(Task item) In your copy of the entries below, keep every word exactly and leave out all images.

────────────────────

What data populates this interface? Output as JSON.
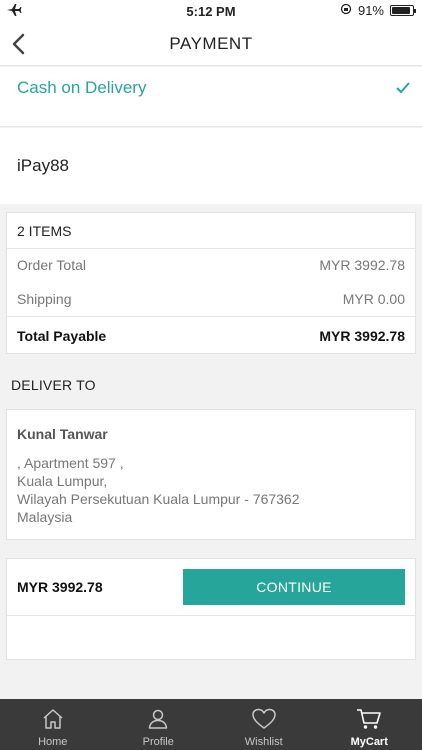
{
  "status_bar": {
    "time": "5:12 PM",
    "battery": "91%",
    "battery_level": 0.91
  },
  "nav": {
    "title": "PAYMENT"
  },
  "payment_options": [
    {
      "label": "Cash on Delivery",
      "selected": true
    },
    {
      "label": "iPay88",
      "selected": false
    }
  ],
  "summary": {
    "items": "2 ITEMS",
    "order_total_label": "Order Total",
    "order_total_value": "MYR 3992.78",
    "shipping_label": "Shipping",
    "shipping_value": "MYR 0.00",
    "total_label": "Total Payable",
    "total_value": "MYR 3992.78"
  },
  "deliver": {
    "heading": "DELIVER TO",
    "name": "Kunal Tanwar",
    "line1": ", Apartment 597 ,",
    "line2": "Kuala Lumpur,",
    "line3": "Wilayah Persekutuan Kuala Lumpur - 767362",
    "line4": "Malaysia"
  },
  "checkout": {
    "amount": "MYR 3992.78",
    "continue_label": "CONTINUE"
  },
  "tabs": [
    {
      "label": "Home",
      "icon": "home-icon",
      "active": false
    },
    {
      "label": "Profile",
      "icon": "profile-icon",
      "active": false
    },
    {
      "label": "Wishlist",
      "icon": "heart-icon",
      "active": false
    },
    {
      "label": "MyCart",
      "icon": "cart-icon",
      "active": true
    }
  ],
  "colors": {
    "accent": "#26a69a",
    "tabbar": "#3a3a3a"
  }
}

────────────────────

(Solution for this problem)
What data populates this interface? Output as JSON.
{
  "status_bar": {
    "time": "5:12 PM",
    "battery": "91%",
    "battery_level": 0.91
  },
  "nav": {
    "title": "PAYMENT"
  },
  "payment_options": [
    {
      "label": "Cash on Delivery",
      "selected": true
    },
    {
      "label": "iPay88",
      "selected": false
    }
  ],
  "summary": {
    "items": "2 ITEMS",
    "order_total_label": "Order Total",
    "order_total_value": "MYR 3992.78",
    "shipping_label": "Shipping",
    "shipping_value": "MYR 0.00",
    "total_label": "Total Payable",
    "total_value": "MYR 3992.78"
  },
  "deliver": {
    "heading": "DELIVER TO",
    "name": "Kunal Tanwar",
    "line1": ", Apartment 597 ,",
    "line2": "Kuala Lumpur,",
    "line3": "Wilayah Persekutuan Kuala Lumpur - 767362",
    "line4": "Malaysia"
  },
  "checkout": {
    "amount": "MYR 3992.78",
    "continue_label": "CONTINUE"
  },
  "tabs": [
    {
      "label": "Home",
      "icon": "home-icon",
      "active": false
    },
    {
      "label": "Profile",
      "icon": "profile-icon",
      "active": false
    },
    {
      "label": "Wishlist",
      "icon": "heart-icon",
      "active": false
    },
    {
      "label": "MyCart",
      "icon": "cart-icon",
      "active": true
    }
  ],
  "colors": {
    "accent": "#26a69a",
    "tabbar": "#3a3a3a"
  }
}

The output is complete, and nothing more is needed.